PORTLAND, Ore. — Diane Foster runs two small businesses out of her home on Northeast Emerson, so mail and package delivery are vital to her.
But she hasn’t gotten any deliveries since August, when her neighbor’s dog ran after a mail carrier.
It was the same dog that bit a letter carrier last year. After the second incident the post office stopped delivering mail to the dog’s owner, along with Foster and eight other neighbors.
“I used to sell things on the internet, the post office would pick it up on my porch, so that isn’t happening anymore,” Foster said.
The Postal Service says they plan to address the issue by installing a cluster box unit — or CBU — to serve the whole street, but Foster has several problems with that plan.
So she started doing some research and came across Section 631.6 of the Postal Operations Manual. She read the section to us.
“It says that customer signatures must be obtained prior to any conversion. In single-family housing areas, including manufactured housing, mobile homes where the residential lots are owned, each owner must agree to the conversion in writing. Owners who do not agree must be allowed to retain their current mode of delivery,” Foster read.

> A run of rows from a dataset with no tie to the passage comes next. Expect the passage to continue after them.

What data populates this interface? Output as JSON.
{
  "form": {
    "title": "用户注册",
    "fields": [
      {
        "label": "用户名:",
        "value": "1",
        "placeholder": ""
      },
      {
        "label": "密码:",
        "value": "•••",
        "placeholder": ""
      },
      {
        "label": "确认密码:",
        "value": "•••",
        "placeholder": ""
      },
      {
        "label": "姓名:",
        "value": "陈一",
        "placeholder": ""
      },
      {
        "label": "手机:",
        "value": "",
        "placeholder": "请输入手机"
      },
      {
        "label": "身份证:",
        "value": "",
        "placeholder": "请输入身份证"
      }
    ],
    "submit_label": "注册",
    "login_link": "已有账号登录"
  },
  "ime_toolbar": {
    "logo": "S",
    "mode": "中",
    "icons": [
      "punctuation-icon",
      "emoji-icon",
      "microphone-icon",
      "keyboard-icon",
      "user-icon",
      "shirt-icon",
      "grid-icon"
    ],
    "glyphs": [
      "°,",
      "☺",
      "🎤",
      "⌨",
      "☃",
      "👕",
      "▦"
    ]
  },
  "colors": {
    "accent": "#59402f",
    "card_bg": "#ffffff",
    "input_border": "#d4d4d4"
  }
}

Foster says no one gave written permission for this, and fears the post office is just trying to save money by reducing delivery costs. Read more